[Records from a data source]
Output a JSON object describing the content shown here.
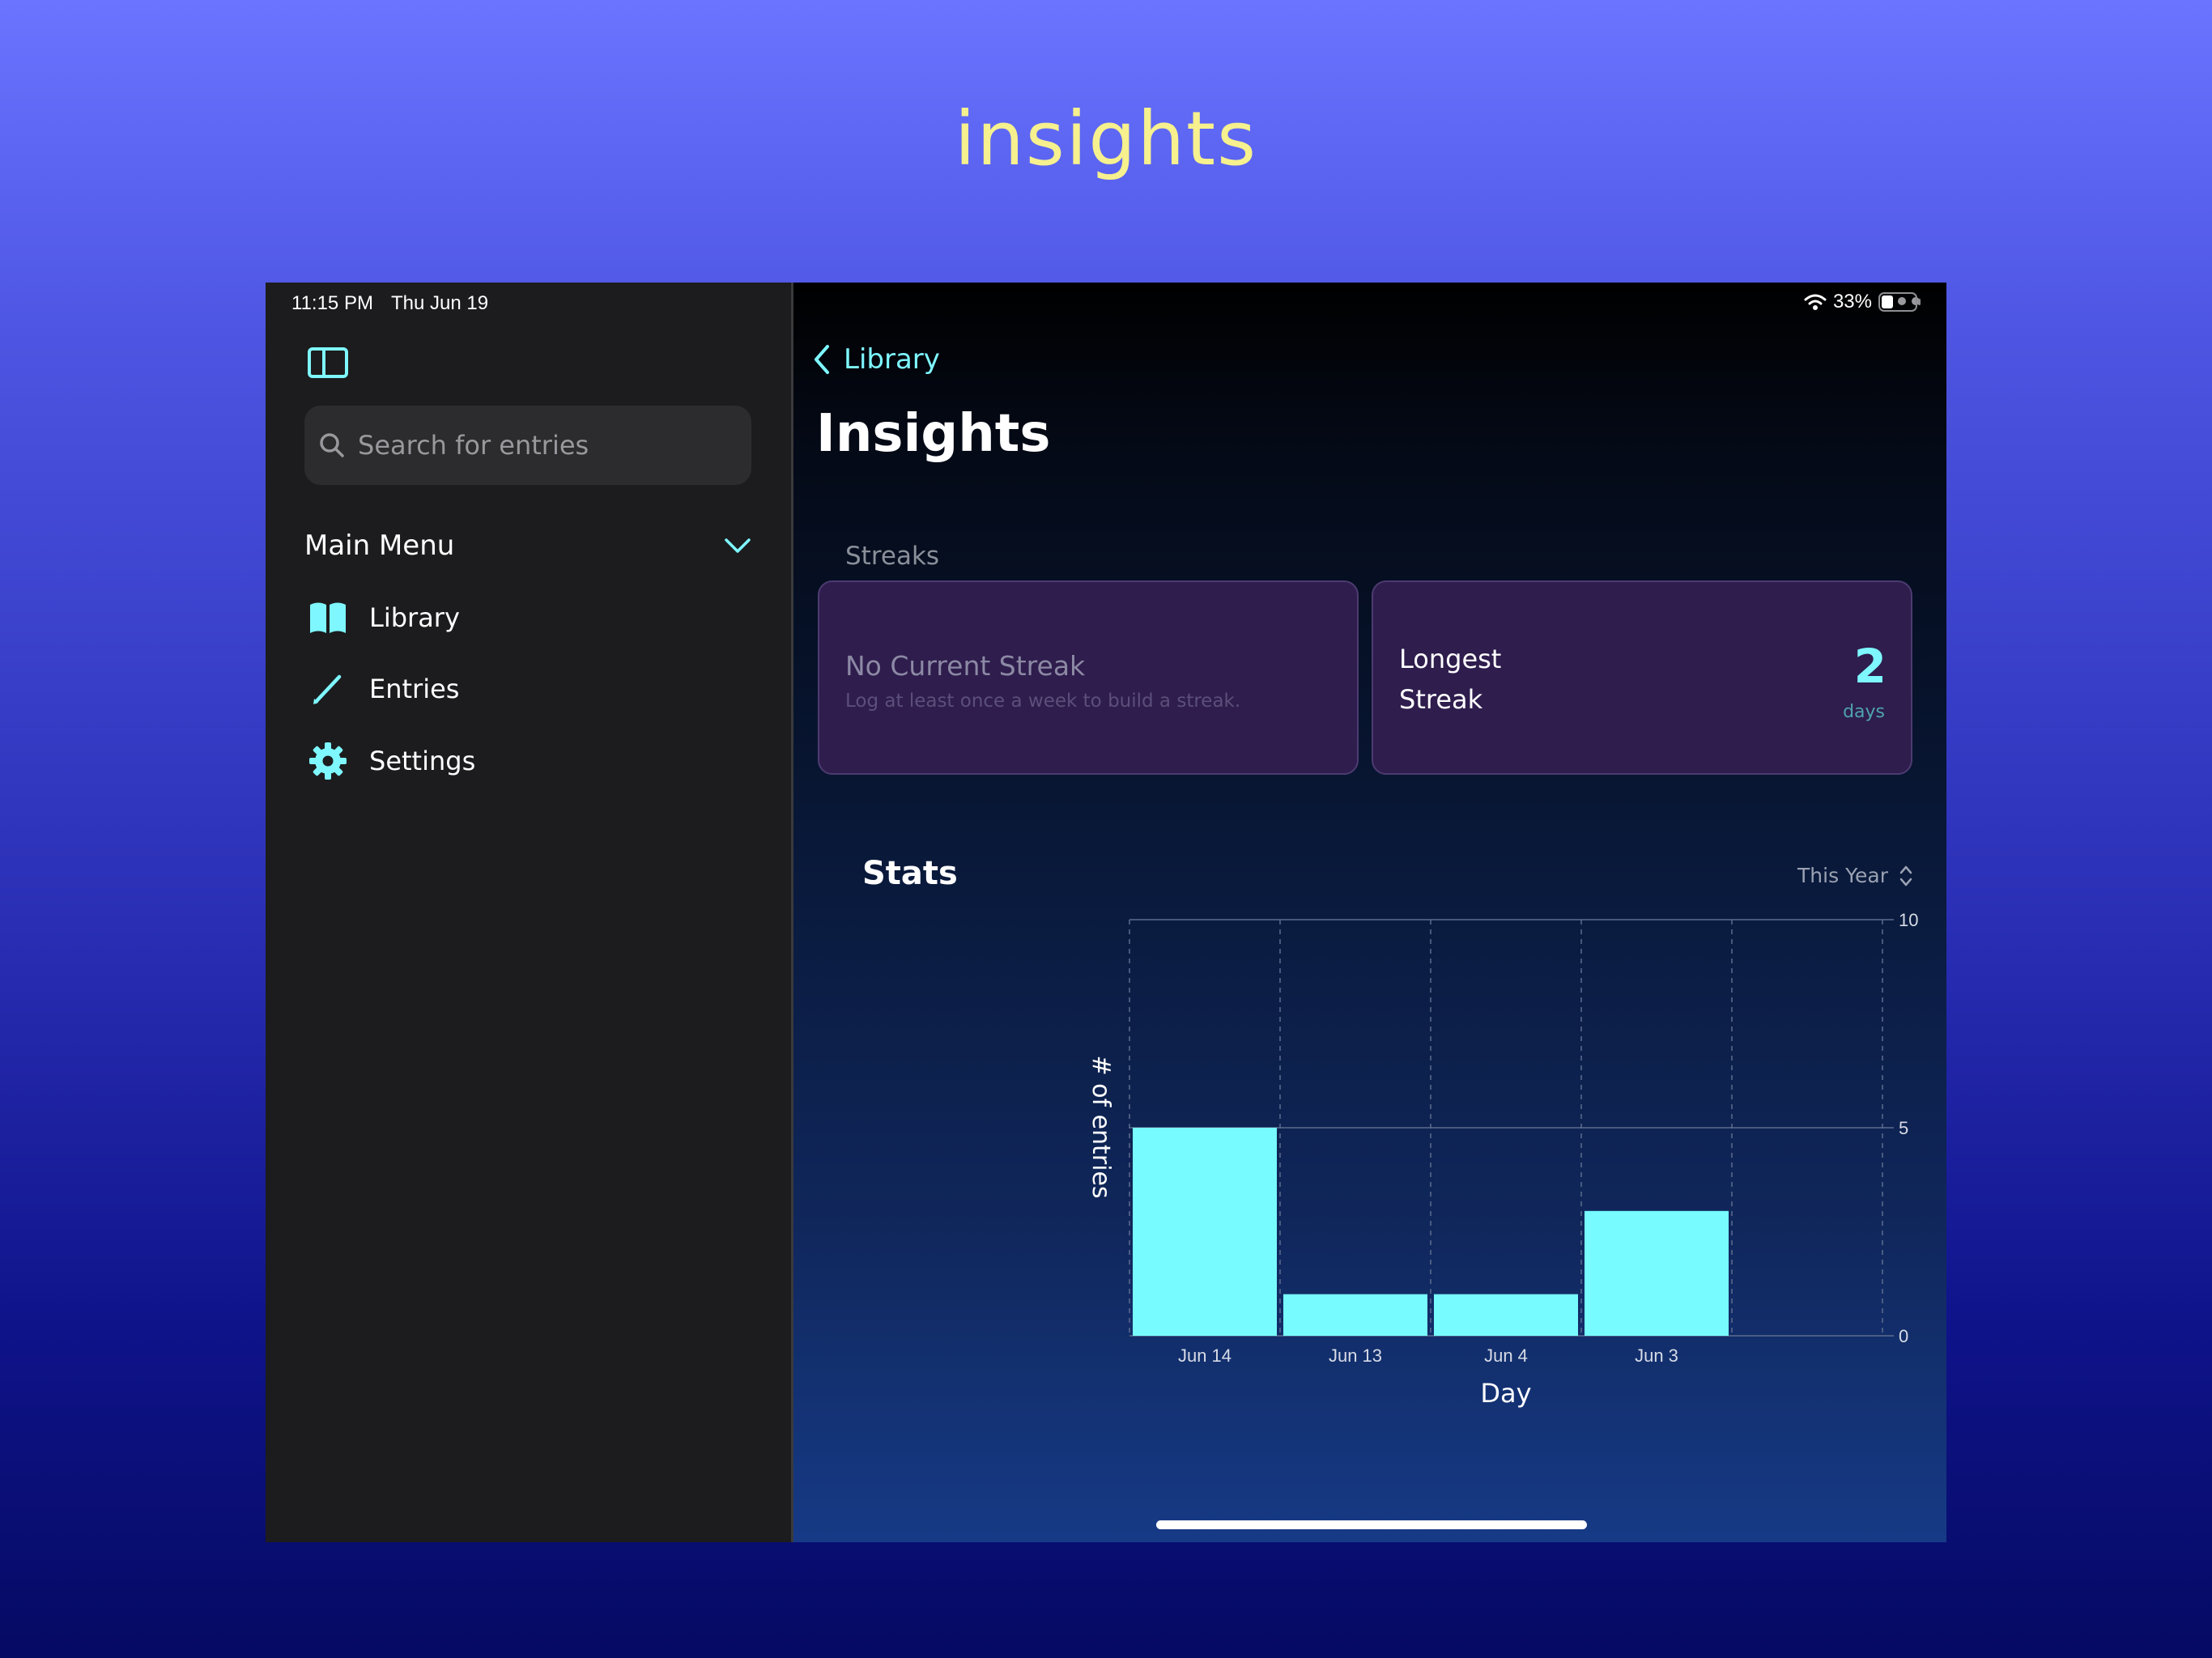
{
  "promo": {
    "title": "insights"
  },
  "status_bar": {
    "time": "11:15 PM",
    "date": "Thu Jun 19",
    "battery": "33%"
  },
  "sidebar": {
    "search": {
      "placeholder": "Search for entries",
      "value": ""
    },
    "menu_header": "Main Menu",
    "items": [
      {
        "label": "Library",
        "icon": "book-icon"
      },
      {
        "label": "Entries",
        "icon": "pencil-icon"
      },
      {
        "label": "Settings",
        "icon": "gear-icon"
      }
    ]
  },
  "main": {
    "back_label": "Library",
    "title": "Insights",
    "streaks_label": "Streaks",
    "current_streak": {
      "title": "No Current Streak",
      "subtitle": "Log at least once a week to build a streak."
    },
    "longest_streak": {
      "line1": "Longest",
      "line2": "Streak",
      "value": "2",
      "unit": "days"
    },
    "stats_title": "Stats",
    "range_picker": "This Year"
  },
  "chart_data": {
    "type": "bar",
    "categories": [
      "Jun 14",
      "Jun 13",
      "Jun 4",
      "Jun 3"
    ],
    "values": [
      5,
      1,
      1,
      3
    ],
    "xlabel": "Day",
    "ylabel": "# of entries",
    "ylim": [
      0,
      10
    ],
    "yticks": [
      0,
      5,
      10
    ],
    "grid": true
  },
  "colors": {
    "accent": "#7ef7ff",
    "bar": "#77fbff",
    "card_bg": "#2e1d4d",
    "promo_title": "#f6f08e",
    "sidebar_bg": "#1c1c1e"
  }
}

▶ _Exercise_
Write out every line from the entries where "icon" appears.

▶ _Response below_
        "icon": "book-icon"
        "icon": "pencil-icon"
        "icon": "gear-icon"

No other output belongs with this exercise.